The Prince of Wales's Own Regiment of Yorkshire

The Prince of Wales's Own Regiment of Yorkshire was formed on 25th April 1958 by the amalgamation of the West Yorkshire Regiment (The Prince of Wales's Own) and the East Yorkshire Regiment (The Duke of York's Own). 


The West Yorkshire Regiment was raised on the 22nd June 1685, as the 14th Regiment of Foot and saw service under King William lll, taking part in the capture of Namur (1695).  The Regiment served as Marines in the Channel and West India Fleets and in 1791 served in Jamaica.  At the Battle of Famars (1793) the Colonel ordered his drummers to strike up the 'Ca Ira', which the French were then playing, this led to the French revolutionary tune being adopted as the Regimental march of the 14th Foot, the first instance of a march being taken in battle.  It is now the Regimental quick march of The Yorkshire Regiment.  The WYR took part in the capture of Mauritius (1810) and Java (1811) and for distinguished services in India (1826) was granted the badge of the Royal Tiger.  There followed service in the West Indies, Canada, Malta, the Crimea (1855), New Zealand (1860-1866), Afghanistan (1879-1880) and South Africa (1899-1902).  In 1876, the Prince of Wales, conferred on the Regiment the title of 'The Prince of Wales's Own'.  In 1881, the Regiment was given the county title of the West Yorkshire Regiment and the Depot established in York.  During the First World War (1914-1918), the WYR raised thirty-seven battalions of which twenty-four served overseas.  Six Victoria Crosses were awarded and the 8th (Leeds Rifles) Battalion was rewarded for its gallant conduct at the assault of the Montagne de Bligny by the award of the French Croix de Guerre.  In all over 13,000 officers and other ranks lost their lives.  During the Second World War, the WYR saw action in Eritrea against the Italians, in the Western Desert against the German Africa Corps, Burma (including the battle of Imphal) and Java.  Post 1945 the Regiment served in the Suez operation and in Malaya.
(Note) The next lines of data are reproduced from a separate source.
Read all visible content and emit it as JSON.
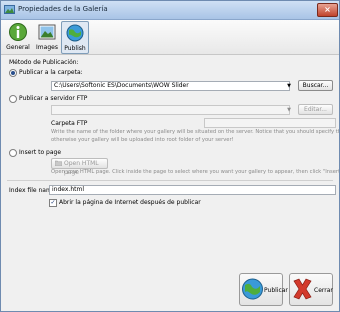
{
  "window": {
    "title": "Propiedades de la Galería",
    "close_symbol": "×"
  },
  "toolbar": {
    "general": "General",
    "images": "Images",
    "publish": "Publish"
  },
  "publication": {
    "method_label": "Método de Publicación:",
    "option_folder": "Publicar a la carpeta:",
    "folder_path": "C:\\Users\\Softonic ES\\Documents\\WOW Slider",
    "browse_button": "Buscar...",
    "option_ftp": "Publicar a servidor FTP",
    "ftp_edit_button": "Editar...",
    "ftp_folder_label": "Carpeta FTP",
    "ftp_desc_1": "Write the name of the folder where your gallery will be situated on the server. Notice that you should specify this field,",
    "ftp_desc_2": "otherwise your gallery will be uploaded into root folder of your server!",
    "option_insert": "Insert to page",
    "open_html_button": "Open HTML page",
    "insert_desc": "Open your HTML page. Click inside the page to select where you want your gallery to appear, then click \"Insert After\".",
    "index_label": "Index file name",
    "index_value": "index.html",
    "open_browser_label": "Abrir la página de Internet después de publicar",
    "open_browser_checked": "✓"
  },
  "footer": {
    "publish_button": "Publicar",
    "close_button": "Cerrar"
  },
  "colors": {
    "accent": "#2a4f8c",
    "close_red": "#c0432c"
  }
}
The East Yorkshire Regiment was raised on 22nd June 1685 as the 15th Regiment of Foot and saw service in Scotland and Flanders.  In 1702, it formed part of Marlborough's Army and took a prominent part in the battles of Blenheim, Ramillies, Malplaquet and Oudenarde.  During the Seven Years’ War, the Regiment took the fortress of Louisberg (1758) and was present at Quebec (1759) when General Wolfe was killed.  The Officers of the Regiment have marked his death ever since with a black thread in their No 1 dress epaulettes and a black line on their stable belt.  Further campaigns followed in Martinique, Havannah and the American War of Independence (1776-1778), during which time the Regiment gained its nickname 'The Snappers'.  From 1790 to 1810, the Regiment served almost continuously in the West Indies and did not see active service again for over 60 years.  In 1881 the 15th Regiment of Foot was renamed the 'East Yorkshire Regiment' and deployed to South Africa in 1900.  During the First World War the Regiment raised twenty-one battalions.  A memorial to the 9,000 fallen men of the Regiment stands in the Soldiers' Chapel within Beverley Minster.  Four Victoria Crosses were awarded to men of the Regiment.  In 1935, the Regiment was granted the additional title of 'The Duke of York's Own'.  During the Second World War the Regiment saw action in Dunkirk, the Middle East, Sicily and Burma.  The Regiment had two battalions (the 2nd and the 5th) in the first wave of the assault on the Normandy Beaches in 1944.  Post 1945 the Regiment served in Palestine, Malaya and Germany.


Following amalgamation of the WYR and EYR at Dover on 25 April 1958, the Regiment conducted three tours in Aden, two in Bosnia, six in Northern Ireland and one in Sierra Leone (2000).